Problem details:
List each line of the data that holds the string "Function".

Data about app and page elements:
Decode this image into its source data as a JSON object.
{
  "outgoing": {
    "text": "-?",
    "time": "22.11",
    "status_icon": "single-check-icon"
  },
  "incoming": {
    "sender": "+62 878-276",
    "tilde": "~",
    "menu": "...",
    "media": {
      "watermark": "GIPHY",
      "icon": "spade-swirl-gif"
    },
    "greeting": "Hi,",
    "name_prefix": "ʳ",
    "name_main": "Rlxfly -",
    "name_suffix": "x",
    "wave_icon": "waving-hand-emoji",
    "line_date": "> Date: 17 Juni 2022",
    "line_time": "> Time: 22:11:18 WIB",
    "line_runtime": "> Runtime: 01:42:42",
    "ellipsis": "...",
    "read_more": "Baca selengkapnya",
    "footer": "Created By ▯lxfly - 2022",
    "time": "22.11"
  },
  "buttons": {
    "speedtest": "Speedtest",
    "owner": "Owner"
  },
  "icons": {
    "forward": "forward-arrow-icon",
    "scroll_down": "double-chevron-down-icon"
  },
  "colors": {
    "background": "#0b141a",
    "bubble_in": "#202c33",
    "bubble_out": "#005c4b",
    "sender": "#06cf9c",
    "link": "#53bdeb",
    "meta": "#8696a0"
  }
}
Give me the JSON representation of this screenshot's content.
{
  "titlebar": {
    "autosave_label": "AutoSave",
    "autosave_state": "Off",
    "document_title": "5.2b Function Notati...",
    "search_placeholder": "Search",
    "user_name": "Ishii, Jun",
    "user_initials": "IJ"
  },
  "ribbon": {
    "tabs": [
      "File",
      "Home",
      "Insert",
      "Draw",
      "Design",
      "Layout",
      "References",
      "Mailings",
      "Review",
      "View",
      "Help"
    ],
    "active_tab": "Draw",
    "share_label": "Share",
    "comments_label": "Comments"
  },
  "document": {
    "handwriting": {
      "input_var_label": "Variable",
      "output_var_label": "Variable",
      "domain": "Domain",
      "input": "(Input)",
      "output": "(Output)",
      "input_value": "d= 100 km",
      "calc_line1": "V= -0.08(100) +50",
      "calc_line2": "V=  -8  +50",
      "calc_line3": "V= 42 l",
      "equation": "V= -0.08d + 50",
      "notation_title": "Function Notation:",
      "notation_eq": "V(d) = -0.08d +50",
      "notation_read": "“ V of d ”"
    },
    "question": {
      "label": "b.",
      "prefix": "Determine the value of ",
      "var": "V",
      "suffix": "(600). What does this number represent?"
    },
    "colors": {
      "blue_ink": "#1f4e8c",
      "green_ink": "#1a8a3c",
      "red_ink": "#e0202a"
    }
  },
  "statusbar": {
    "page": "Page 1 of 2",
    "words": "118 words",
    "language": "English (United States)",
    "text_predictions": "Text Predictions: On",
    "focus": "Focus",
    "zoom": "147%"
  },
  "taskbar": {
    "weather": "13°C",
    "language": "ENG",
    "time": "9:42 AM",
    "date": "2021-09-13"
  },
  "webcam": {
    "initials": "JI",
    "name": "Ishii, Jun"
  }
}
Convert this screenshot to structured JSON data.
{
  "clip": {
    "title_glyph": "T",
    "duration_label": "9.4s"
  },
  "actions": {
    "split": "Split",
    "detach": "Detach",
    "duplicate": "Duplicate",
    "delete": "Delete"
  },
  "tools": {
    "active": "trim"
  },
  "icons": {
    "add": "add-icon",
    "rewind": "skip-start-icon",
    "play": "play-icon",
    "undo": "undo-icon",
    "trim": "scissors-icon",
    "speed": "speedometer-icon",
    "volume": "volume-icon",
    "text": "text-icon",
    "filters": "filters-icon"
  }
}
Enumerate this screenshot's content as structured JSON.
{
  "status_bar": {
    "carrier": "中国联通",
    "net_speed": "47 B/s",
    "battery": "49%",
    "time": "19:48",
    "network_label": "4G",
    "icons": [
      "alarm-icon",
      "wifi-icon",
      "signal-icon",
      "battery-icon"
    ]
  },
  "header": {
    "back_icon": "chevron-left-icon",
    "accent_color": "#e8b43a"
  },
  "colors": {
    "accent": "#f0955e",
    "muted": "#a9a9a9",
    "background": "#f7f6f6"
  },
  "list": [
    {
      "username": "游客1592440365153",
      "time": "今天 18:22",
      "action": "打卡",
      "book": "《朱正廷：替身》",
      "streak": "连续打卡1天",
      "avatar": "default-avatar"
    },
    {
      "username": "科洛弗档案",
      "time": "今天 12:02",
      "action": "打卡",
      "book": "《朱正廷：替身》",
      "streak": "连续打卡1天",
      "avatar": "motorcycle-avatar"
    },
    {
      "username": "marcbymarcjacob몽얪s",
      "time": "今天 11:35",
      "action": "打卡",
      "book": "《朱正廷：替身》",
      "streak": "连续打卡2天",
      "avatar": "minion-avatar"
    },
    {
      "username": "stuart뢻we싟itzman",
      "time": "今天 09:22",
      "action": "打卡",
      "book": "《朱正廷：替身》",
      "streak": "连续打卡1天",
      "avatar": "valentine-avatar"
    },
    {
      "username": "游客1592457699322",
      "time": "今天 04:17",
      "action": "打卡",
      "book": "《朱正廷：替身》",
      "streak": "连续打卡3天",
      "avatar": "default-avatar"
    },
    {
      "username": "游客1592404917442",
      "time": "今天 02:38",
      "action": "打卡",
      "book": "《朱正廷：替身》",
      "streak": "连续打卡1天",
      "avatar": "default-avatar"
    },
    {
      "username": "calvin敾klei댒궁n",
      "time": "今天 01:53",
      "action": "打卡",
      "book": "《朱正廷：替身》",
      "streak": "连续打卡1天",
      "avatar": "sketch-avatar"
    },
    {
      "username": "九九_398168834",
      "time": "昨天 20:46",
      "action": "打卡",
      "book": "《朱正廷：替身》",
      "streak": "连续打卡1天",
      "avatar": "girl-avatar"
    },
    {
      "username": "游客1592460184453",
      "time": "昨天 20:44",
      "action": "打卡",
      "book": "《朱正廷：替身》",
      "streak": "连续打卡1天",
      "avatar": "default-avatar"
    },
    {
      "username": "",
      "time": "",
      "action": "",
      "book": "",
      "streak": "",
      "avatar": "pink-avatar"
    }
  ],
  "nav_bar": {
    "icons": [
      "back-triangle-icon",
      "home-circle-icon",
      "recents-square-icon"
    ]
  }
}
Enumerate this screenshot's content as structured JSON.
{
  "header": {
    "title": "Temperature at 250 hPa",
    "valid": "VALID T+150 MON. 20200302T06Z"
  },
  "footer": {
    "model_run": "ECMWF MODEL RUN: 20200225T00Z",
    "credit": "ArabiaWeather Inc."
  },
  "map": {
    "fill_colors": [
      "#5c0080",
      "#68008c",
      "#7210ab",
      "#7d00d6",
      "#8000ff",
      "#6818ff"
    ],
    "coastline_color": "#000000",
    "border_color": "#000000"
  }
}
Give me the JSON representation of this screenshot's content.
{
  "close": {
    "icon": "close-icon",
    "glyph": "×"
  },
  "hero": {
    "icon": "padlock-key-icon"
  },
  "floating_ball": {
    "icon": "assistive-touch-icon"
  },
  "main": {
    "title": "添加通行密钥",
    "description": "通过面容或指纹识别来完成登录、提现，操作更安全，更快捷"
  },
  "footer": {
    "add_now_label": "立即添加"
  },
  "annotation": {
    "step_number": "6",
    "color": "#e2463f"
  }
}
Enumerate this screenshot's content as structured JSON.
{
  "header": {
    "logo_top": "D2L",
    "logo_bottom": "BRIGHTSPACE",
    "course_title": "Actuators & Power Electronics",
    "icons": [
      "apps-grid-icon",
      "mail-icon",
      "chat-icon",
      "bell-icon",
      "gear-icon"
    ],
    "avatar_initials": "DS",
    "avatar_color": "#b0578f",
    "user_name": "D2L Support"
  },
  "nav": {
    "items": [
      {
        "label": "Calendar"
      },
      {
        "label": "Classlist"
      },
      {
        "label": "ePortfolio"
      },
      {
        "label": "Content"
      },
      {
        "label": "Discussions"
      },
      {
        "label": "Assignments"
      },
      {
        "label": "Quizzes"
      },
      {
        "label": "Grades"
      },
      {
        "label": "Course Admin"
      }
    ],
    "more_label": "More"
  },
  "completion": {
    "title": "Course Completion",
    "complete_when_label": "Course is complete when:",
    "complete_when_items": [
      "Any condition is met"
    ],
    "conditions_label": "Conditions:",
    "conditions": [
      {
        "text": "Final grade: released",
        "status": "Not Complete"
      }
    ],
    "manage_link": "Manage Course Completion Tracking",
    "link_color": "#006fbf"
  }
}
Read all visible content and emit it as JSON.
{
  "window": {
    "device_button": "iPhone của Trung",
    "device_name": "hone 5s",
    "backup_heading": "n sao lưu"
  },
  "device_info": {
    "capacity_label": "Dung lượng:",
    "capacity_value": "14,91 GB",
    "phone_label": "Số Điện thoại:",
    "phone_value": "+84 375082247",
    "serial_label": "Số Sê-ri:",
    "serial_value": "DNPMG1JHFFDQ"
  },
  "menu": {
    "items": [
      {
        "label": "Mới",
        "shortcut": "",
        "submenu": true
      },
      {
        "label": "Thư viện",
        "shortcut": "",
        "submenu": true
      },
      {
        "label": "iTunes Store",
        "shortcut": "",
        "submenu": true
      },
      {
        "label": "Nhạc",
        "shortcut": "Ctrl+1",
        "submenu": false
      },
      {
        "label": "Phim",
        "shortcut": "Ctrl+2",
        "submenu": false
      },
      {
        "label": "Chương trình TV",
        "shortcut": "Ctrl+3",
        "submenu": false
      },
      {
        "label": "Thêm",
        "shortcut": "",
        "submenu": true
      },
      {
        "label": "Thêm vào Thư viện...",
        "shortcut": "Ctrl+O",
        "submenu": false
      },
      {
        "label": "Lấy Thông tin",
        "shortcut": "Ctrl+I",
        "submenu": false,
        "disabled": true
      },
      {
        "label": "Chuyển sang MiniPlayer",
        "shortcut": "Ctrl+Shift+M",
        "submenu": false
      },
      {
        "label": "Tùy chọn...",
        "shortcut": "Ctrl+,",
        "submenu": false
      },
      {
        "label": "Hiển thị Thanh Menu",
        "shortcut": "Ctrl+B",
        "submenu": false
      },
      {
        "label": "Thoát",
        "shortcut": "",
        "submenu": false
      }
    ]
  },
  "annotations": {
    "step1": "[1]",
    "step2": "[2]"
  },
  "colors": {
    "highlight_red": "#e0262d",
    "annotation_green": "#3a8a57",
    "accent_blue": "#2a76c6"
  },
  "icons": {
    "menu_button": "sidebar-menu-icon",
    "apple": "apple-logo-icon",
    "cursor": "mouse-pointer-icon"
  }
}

Answer area:
    "document_title": "5.2b Function Notati...",
      "notation_title": "Function Notation:",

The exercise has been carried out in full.